Seems like a conflict to me. Or a lie.
Shaughnessy calling someone else arrogant and thin-skinned is probably the most ironic thing he has ever written.
The hype started early for this one, and you’ve probably already read all the good stuff written on this one tonight. If you missed any, you can catch up over at PatriotsLinks.com.
Here’s one from today that’s a must read:
Texans’ turn at trying to roll with Patriots – Tom E Curran looks at the Texans taking their shot at breaking through to the big stage.
He also takes aim at media members such as Shaughnessy. This seems like a direct hit:
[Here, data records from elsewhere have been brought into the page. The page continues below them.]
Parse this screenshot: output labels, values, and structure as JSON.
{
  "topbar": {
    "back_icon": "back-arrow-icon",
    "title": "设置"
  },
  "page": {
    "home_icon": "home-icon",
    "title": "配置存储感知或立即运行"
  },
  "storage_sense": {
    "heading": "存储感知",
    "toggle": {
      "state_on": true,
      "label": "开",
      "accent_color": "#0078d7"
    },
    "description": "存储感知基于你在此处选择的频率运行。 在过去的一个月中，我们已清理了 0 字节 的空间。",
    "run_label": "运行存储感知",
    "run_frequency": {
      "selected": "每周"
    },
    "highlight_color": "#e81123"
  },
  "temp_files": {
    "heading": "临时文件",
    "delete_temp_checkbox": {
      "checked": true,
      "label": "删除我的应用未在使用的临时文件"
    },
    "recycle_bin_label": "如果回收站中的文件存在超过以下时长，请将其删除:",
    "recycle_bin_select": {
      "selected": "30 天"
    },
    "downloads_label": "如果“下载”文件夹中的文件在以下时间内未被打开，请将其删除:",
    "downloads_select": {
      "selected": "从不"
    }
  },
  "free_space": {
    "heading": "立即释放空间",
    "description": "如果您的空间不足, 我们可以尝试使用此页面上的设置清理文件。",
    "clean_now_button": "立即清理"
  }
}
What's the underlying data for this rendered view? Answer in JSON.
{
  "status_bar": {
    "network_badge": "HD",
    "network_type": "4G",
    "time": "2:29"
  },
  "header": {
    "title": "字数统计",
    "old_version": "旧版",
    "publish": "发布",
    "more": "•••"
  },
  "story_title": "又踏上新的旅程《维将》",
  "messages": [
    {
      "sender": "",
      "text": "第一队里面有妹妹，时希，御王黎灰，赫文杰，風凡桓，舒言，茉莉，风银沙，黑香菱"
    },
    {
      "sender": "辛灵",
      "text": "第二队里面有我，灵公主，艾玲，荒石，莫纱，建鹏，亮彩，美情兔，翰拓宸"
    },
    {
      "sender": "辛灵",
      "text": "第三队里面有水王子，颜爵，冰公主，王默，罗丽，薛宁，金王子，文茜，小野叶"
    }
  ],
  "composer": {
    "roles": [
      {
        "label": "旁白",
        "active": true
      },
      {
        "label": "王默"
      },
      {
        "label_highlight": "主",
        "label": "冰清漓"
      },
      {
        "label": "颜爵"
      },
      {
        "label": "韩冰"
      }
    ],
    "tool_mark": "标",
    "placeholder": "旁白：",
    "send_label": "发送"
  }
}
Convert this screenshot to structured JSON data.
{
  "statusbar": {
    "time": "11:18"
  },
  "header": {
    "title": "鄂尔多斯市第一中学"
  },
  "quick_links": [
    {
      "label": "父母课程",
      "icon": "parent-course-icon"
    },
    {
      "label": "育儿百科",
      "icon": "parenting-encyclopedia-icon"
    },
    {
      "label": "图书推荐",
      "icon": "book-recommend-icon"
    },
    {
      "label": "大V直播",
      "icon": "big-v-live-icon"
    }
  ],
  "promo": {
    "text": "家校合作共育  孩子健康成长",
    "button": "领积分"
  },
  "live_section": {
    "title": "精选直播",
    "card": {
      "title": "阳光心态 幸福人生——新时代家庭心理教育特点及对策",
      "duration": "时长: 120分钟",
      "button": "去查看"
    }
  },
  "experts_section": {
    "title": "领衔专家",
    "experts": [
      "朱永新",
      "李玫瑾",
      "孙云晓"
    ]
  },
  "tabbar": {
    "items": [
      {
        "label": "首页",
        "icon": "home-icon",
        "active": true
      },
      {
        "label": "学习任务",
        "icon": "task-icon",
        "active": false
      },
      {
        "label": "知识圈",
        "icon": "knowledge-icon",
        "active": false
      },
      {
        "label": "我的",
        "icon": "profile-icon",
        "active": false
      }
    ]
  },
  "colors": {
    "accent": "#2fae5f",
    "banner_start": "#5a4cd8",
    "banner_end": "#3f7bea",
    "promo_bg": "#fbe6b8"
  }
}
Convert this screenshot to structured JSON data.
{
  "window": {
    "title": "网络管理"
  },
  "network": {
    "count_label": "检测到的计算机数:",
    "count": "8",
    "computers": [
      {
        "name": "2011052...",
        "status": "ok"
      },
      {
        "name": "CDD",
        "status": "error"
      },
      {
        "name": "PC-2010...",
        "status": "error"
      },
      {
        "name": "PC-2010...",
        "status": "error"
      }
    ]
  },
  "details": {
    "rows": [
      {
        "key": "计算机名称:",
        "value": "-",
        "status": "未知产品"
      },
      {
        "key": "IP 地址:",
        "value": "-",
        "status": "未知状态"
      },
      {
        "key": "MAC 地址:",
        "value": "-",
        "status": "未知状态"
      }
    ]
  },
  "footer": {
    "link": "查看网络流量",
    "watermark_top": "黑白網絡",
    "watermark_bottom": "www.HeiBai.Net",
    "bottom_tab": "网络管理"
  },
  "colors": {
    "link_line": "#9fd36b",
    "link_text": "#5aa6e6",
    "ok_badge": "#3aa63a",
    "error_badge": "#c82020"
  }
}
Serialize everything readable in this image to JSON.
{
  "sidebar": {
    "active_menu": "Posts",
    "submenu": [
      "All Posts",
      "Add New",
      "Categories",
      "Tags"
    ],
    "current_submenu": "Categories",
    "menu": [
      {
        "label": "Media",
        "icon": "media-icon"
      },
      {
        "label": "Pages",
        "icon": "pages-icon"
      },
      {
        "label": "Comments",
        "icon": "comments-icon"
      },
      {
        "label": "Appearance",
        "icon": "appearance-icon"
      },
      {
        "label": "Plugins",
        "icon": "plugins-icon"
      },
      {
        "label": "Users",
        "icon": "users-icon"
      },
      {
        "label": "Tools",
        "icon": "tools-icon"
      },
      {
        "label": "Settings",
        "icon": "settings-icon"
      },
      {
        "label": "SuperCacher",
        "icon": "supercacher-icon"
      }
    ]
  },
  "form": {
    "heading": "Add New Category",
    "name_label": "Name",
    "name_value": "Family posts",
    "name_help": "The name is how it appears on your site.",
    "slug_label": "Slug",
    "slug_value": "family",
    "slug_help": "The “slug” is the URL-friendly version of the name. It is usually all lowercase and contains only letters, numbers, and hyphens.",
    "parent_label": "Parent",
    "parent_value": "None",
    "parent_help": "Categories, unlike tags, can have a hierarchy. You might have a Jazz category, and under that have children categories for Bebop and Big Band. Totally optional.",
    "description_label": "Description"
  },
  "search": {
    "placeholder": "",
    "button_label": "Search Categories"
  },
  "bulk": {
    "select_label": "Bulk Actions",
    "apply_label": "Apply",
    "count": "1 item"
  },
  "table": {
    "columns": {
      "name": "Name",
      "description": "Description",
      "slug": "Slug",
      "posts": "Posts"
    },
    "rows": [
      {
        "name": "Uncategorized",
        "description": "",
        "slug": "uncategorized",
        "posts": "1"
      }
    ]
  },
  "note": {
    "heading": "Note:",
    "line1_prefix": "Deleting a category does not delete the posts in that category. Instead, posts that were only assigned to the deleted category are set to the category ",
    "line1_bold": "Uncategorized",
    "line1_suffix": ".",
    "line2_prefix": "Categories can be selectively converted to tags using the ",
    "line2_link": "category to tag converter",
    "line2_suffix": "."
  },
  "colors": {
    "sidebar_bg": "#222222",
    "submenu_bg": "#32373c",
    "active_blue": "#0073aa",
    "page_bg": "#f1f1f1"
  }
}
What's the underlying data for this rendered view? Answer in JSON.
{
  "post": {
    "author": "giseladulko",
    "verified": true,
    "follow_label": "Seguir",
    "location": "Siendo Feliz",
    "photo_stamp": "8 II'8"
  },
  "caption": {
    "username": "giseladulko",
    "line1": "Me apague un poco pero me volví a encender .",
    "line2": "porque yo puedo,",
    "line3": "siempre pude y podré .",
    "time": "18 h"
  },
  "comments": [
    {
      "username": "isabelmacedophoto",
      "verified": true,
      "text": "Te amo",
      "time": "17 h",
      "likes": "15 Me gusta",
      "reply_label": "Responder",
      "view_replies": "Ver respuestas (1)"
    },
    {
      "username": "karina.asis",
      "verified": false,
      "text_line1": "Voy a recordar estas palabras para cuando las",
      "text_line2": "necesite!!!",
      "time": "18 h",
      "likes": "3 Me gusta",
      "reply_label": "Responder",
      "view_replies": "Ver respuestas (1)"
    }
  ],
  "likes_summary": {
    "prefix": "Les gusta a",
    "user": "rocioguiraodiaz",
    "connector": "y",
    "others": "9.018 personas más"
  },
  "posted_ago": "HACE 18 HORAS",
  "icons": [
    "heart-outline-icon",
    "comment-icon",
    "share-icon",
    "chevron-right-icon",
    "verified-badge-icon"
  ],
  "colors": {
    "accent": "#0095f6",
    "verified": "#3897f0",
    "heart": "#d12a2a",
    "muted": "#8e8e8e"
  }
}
There’s a lazy tendency around here for media types to point out that the Patriots haven’t won a Super Bowl in eight seasons, as if that’s a damning fact.
In fact, Shaughnessy used that exact argument this morning.
That “stat” – like so much of what we in the media sadly offer our consumers – is devoid of context and thought, merely a ploy to agitate when we haven’t bothered to investigate.
The current Patriots are – along with the 80s and 90s 49ers, the 60s Packers, and the 70s Steelers – the most successful organization the NFL has seen.
And there is no end in sight, especially with their 35-year-old quarterback playing better with each passing season.
Surely Curran is outing himself as a Patriots fanboy here. But what is the real reason we don’t hear more about this stretch of success that the Patriots are enjoying? Curran has a theory on that, too.
Well, the formative years of Boston media members born before 1983 was spent watching mostly talented but flawed teams that would faceplant at crucial moments. That left us sitting on the ends of our beds, pimply-faced and wondering what might have been. It made us cynical, the kind of people who walk out on a clear, spring day, look at the sky and wonder when the meteor will hit.
Those born before 1960 are afflicted with a more virulent strain of miserable. They romanticize the 1967 Red Sox, a team that didn’t even win the friggin’ World Series, as the pinnacle of their sports-viewing lives. They remember a time when the teams they covered needed them because they were the only voice in town. Now, not so much.
They could only take so much success from one franchise before reverting to the hackneyed, sky-is-falling, “you don’t know what we know” storylines that get them to deadline and onto their next gig.
Let’s see, I identified call-outs of Shaughnessy, Steve Buckley and Ron Borges there. Speaking of those “storylines,” Curran next bit could be “ripped from the headlines.”
If the Patriots beat the Texans, the fossils will tell you it’s the outcome everyone expected anyway. If they lose, it’s comeuppance for the arrogant Patriots.
It’s neither. The Texans are trying to be successors to the Colts, the Steelers, the Ravens and the Chargers. We will find out tonight whether they may be worthy adversaries to the one AFC constant since 2001. The Patriots.
A couple of media-related columns:
What was CBS thinking? – Kirk Minihane wonders why CBS decided to show us Steelers/Chargers instead of one of the games involving of the dynamic rookie quarterbacks in Andrew Luck and Robert Griffin III.
Samantha Steele talks Ponder; NFL pregame shows talk tragedy, again – Richard Deitsch has his complete wrap of sports media commentary and news from the weekend and last week.